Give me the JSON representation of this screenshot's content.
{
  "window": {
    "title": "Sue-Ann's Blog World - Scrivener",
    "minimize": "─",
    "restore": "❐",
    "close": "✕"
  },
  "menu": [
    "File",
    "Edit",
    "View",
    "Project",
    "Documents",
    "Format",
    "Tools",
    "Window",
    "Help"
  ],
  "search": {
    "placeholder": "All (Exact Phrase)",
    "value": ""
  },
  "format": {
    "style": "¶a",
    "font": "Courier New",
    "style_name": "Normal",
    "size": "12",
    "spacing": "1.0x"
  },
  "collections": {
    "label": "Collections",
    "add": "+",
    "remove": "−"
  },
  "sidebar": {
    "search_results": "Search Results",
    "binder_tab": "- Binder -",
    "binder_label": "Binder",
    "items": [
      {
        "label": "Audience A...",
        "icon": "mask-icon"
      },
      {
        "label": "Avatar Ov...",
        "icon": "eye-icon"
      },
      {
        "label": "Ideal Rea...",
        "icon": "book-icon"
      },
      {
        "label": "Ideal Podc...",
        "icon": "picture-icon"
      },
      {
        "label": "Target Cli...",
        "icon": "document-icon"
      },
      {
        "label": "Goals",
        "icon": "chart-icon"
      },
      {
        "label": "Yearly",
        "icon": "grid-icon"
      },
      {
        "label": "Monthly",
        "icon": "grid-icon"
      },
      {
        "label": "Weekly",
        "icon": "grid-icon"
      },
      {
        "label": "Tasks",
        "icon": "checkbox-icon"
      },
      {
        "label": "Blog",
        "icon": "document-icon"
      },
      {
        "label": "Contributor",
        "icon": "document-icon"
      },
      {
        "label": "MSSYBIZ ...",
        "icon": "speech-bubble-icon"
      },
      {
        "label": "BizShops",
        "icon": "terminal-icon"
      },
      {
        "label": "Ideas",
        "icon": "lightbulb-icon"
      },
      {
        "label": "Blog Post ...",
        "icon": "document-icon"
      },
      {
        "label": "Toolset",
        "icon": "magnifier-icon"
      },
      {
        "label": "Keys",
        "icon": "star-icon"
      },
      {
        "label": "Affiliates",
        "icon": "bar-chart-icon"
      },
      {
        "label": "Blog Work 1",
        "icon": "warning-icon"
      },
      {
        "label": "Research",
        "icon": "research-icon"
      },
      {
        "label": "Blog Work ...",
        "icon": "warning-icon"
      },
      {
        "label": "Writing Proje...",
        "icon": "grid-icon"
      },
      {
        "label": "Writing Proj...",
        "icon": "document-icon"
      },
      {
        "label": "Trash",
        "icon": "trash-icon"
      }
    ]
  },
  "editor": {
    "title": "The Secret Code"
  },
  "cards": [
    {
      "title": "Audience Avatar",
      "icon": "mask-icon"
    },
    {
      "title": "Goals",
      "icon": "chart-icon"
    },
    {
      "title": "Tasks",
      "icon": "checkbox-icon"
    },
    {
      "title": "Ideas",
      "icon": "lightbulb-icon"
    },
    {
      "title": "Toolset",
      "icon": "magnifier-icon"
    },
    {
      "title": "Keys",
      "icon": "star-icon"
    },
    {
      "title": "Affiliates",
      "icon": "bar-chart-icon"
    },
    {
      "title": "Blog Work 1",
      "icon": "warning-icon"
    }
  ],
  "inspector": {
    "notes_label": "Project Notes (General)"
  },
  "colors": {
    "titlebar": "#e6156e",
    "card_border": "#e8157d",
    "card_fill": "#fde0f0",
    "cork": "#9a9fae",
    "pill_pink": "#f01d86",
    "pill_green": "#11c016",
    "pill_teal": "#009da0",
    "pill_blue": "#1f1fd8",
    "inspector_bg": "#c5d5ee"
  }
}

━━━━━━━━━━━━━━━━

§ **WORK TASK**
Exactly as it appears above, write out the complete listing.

§ **ANSWER FOR THIS EXERCISE**
Give me the JSON representation of this screenshot's content.
{
  "window": {
    "title": "Sue-Ann's Blog World - Scrivener",
    "minimize": "─",
    "restore": "❐",
    "close": "✕"
  },
  "menu": [
    "File",
    "Edit",
    "View",
    "Project",
    "Documents",
    "Format",
    "Tools",
    "Window",
    "Help"
  ],
  "search": {
    "placeholder": "All (Exact Phrase)",
    "value": ""
  },
  "format": {
    "style": "¶a",
    "font": "Courier New",
    "style_name": "Normal",
    "size": "12",
    "spacing": "1.0x"
  },
  "collections": {
    "label": "Collections",
    "add": "+",
    "remove": "−"
  },
  "sidebar": {
    "search_results": "Search Results",
    "binder_tab": "- Binder -",
    "binder_label": "Binder",
    "items": [
      {
        "label": "Audience A...",
        "icon": "mask-icon"
      },
      {
        "label": "Avatar Ov...",
        "icon": "eye-icon"
      },
      {
        "label": "Ideal Rea...",
        "icon": "book-icon"
      },
      {
        "label": "Ideal Podc...",
        "icon": "picture-icon"
      },
      {
        "label": "Target Cli...",
        "icon": "document-icon"
      },
      {
        "label": "Goals",
        "icon": "chart-icon"
      },
      {
        "label": "Yearly",
        "icon": "grid-icon"
      },
      {
        "label": "Monthly",
        "icon": "grid-icon"
      },
      {
        "label": "Weekly",
        "icon": "grid-icon"
      },
      {
        "label": "Tasks",
        "icon": "checkbox-icon"
      },
      {
        "label": "Blog",
        "icon": "document-icon"
      },
      {
        "label": "Contributor",
        "icon": "document-icon"
      },
      {
        "label": "MSSYBIZ ...",
        "icon": "speech-bubble-icon"
      },
      {
        "label": "BizShops",
        "icon": "terminal-icon"
      },
      {
        "label": "Ideas",
        "icon": "lightbulb-icon"
      },
      {
        "label": "Blog Post ...",
        "icon": "document-icon"
      },
      {
        "label": "Toolset",
        "icon": "magnifier-icon"
      },
      {
        "label": "Keys",
        "icon": "star-icon"
      },
      {
        "label": "Affiliates",
        "icon": "bar-chart-icon"
      },
      {
        "label": "Blog Work 1",
        "icon": "warning-icon"
      },
      {
        "label": "Research",
        "icon": "research-icon"
      },
      {
        "label": "Blog Work ...",
        "icon": "warning-icon"
      },
      {
        "label": "Writing Proje...",
        "icon": "grid-icon"
      },
      {
        "label": "Writing Proj...",
        "icon": "document-icon"
      },
      {
        "label": "Trash",
        "icon": "trash-icon"
      }
    ]
  },
  "editor": {
    "title": "The Secret Code"
  },
  "cards": [
    {
      "title": "Audience Avatar",
      "icon": "mask-icon"
    },
    {
      "title": "Goals",
      "icon": "chart-icon"
    },
    {
      "title": "Tasks",
      "icon": "checkbox-icon"
    },
    {
      "title": "Ideas",
      "icon": "lightbulb-icon"
    },
    {
      "title": "Toolset",
      "icon": "magnifier-icon"
    },
    {
      "title": "Keys",
      "icon": "star-icon"
    },
    {
      "title": "Affiliates",
      "icon": "bar-chart-icon"
    },
    {
      "title": "Blog Work 1",
      "icon": "warning-icon"
    }
  ],
  "inspector": {
    "notes_label": "Project Notes (General)"
  },
  "colors": {
    "titlebar": "#e6156e",
    "card_border": "#e8157d",
    "card_fill": "#fde0f0",
    "cork": "#9a9fae",
    "pill_pink": "#f01d86",
    "pill_green": "#11c016",
    "pill_teal": "#009da0",
    "pill_blue": "#1f1fd8",
    "inspector_bg": "#c5d5ee"
  }
}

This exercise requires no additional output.